## EXERCISE DIRECTIONS
Pick each line containing the word "registre" out of the data below.

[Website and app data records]
-------

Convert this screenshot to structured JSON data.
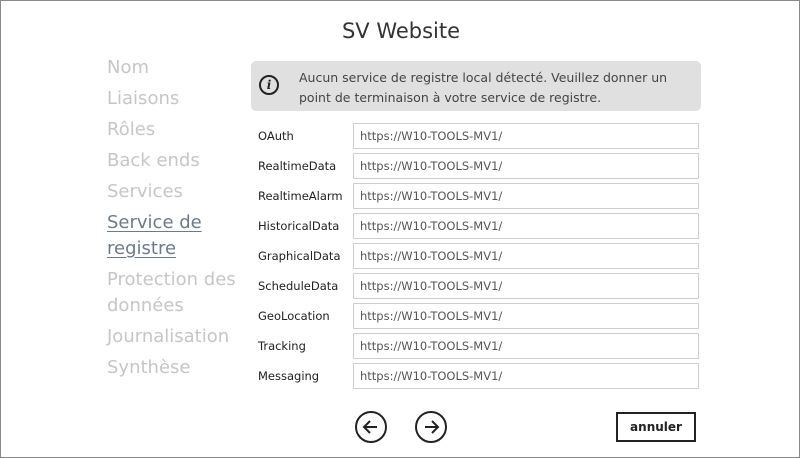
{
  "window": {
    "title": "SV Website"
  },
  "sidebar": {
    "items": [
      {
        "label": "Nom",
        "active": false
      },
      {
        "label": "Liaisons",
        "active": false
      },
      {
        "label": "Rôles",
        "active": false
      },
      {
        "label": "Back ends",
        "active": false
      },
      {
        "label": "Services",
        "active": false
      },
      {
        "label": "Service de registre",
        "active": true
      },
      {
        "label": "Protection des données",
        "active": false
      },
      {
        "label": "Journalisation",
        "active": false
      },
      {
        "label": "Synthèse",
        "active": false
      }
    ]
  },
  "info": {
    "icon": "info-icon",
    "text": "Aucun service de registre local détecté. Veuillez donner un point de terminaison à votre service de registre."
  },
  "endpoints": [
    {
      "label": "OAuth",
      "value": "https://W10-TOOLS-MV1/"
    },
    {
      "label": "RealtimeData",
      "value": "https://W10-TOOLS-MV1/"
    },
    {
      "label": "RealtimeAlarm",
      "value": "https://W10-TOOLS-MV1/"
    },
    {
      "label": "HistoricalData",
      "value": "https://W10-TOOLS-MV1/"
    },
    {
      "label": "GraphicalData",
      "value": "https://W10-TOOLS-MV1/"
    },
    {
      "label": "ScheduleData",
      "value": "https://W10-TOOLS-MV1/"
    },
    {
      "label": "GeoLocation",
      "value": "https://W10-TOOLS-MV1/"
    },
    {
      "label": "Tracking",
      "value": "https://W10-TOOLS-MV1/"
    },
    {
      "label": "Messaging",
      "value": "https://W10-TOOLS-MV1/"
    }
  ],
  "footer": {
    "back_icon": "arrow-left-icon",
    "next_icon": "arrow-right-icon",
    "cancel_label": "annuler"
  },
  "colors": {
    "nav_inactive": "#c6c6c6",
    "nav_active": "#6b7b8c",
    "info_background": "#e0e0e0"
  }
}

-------

## ANSWER BOX
        "label": "Service de registre",
    "text": "Aucun service de registre local détecté. Veuillez donner un point de terminaison à votre service de registre."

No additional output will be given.